Predictive validity of a measure of treatment readiness for out-of-treatment drug users: Enhancing prediction beyond demographic and drug history variables
The predictive validity of a treatment readiness measure designed for out-of-treatment drug users, tapping dimensions of perceived problem severity, perceived need for formal treatment, motivation for treatment, and negative attitudes toward treatment is examined using data from a National Institute on Drug Abuse (NIDA)-funded HIV outreach intervention in San Antonio, Texas. Logistic regression is used to predict use of substance abuse treatment services three months after program intake on the basis of readiness scores, controlling for demographic and drug history variables. Analyses of data from 673 drug users in an HIV outreach intervention indicated that treatment readiness dimensions accounted for a 12% increase in variation in “use of any modality” and 14% for “use or attempted service use”. Only Motivation to Quit was a significant predictor of “use of any modality” and both Perceived Need for Treatment and Motivation to Quit were significant predictors of “use or attempted use”. Findings support the importance of the individual's perception of “readiness” to change their substance-abusing behavior and enter treatment.
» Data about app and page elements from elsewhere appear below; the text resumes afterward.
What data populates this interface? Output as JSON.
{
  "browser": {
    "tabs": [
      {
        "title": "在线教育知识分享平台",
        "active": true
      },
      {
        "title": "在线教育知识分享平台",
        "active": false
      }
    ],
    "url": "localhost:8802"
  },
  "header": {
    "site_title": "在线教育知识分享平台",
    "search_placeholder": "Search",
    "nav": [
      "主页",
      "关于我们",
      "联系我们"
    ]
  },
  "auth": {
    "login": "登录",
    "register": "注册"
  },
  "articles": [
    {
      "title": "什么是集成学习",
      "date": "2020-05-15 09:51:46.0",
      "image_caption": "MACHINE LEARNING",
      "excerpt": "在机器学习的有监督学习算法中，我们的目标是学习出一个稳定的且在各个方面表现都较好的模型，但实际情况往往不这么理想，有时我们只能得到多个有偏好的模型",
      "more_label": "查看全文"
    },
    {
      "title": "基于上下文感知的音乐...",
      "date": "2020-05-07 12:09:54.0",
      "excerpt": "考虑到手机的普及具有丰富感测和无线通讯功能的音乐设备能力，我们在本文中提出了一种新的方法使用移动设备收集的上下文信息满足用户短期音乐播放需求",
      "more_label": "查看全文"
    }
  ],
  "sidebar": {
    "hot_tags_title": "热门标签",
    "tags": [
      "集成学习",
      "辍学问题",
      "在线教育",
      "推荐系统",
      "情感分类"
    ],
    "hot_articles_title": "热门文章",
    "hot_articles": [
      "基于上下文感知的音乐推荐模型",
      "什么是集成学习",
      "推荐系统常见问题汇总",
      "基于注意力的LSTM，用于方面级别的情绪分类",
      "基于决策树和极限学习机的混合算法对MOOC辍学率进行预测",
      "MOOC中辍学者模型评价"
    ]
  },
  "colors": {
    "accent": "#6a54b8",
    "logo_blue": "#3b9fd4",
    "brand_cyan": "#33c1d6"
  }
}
Neff, JA., & Zule, W. (2002). Predictive validity of a measure of treatment readiness for out-of-treatment drug users: Enhancing prediction beyond demographic and drug history variables. American Journal of Drug and Alcohol Abuse, 28(1), 147-169.